Restate each entry word for word. Keep every detail intact.
------------------------------------------------------------------------
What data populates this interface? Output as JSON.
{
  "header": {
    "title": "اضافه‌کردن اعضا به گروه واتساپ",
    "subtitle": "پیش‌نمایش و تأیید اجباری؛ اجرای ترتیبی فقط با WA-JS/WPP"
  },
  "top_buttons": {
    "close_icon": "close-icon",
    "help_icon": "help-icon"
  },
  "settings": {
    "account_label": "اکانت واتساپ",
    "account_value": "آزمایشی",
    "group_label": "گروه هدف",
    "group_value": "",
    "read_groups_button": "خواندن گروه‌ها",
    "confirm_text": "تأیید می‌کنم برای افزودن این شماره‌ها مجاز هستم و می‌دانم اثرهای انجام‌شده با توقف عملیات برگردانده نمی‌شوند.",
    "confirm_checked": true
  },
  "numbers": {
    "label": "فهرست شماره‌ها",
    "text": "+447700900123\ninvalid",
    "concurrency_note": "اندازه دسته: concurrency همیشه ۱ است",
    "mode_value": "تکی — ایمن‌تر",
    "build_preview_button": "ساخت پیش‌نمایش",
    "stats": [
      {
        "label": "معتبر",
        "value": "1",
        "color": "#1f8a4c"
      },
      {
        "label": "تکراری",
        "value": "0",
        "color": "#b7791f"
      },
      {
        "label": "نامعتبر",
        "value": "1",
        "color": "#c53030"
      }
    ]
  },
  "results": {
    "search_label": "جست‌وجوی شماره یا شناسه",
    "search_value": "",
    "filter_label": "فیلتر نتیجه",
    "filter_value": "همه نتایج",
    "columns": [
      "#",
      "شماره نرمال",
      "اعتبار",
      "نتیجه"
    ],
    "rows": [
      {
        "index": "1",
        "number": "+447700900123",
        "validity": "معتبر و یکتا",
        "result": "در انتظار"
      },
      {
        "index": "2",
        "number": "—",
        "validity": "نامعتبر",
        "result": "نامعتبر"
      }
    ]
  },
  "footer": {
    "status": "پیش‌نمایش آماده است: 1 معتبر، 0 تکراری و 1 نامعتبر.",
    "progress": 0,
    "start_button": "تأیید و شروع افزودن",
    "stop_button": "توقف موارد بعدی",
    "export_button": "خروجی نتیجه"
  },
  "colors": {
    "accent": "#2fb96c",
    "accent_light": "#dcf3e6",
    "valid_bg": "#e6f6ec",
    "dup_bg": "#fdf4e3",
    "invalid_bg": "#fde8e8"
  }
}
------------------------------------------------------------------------
RESPONSE BELOW ▸
What data populates this interface? Output as JSON.
{
  "header": {
    "title": "اضافه‌کردن اعضا به گروه واتساپ",
    "subtitle": "پیش‌نمایش و تأیید اجباری؛ اجرای ترتیبی فقط با WA-JS/WPP"
  },
  "top_buttons": {
    "close_icon": "close-icon",
    "help_icon": "help-icon"
  },
  "settings": {
    "account_label": "اکانت واتساپ",
    "account_value": "آزمایشی",
    "group_label": "گروه هدف",
    "group_value": "",
    "read_groups_button": "خواندن گروه‌ها",
    "confirm_text": "تأیید می‌کنم برای افزودن این شماره‌ها مجاز هستم و می‌دانم اثرهای انجام‌شده با توقف عملیات برگردانده نمی‌شوند.",
    "confirm_checked": true
  },
  "numbers": {
    "label": "فهرست شماره‌ها",
    "text": "+447700900123\ninvalid",
    "concurrency_note": "اندازه دسته: concurrency همیشه ۱ است",
    "mode_value": "تکی — ایمن‌تر",
    "build_preview_button": "ساخت پیش‌نمایش",
    "stats": [
      {
        "label": "معتبر",
        "value": "1",
        "color": "#1f8a4c"
      },
      {
        "label": "تکراری",
        "value": "0",
        "color": "#b7791f"
      },
      {
        "label": "نامعتبر",
        "value": "1",
        "color": "#c53030"
      }
    ]
  },
  "results": {
    "search_label": "جست‌وجوی شماره یا شناسه",
    "search_value": "",
    "filter_label": "فیلتر نتیجه",
    "filter_value": "همه نتایج",
    "columns": [
      "#",
      "شماره نرمال",
      "اعتبار",
      "نتیجه"
    ],
    "rows": [
      {
        "index": "1",
        "number": "+447700900123",
        "validity": "معتبر و یکتا",
        "result": "در انتظار"
      },
      {
        "index": "2",
        "number": "—",
        "validity": "نامعتبر",
        "result": "نامعتبر"
      }
    ]
  },
  "footer": {
    "status": "پیش‌نمایش آماده است: 1 معتبر، 0 تکراری و 1 نامعتبر.",
    "progress": 0,
    "start_button": "تأیید و شروع افزودن",
    "stop_button": "توقف موارد بعدی",
    "export_button": "خروجی نتیجه"
  },
  "colors": {
    "accent": "#2fb96c",
    "accent_light": "#dcf3e6",
    "valid_bg": "#e6f6ec",
    "dup_bg": "#fdf4e3",
    "invalid_bg": "#fde8e8"
  }
}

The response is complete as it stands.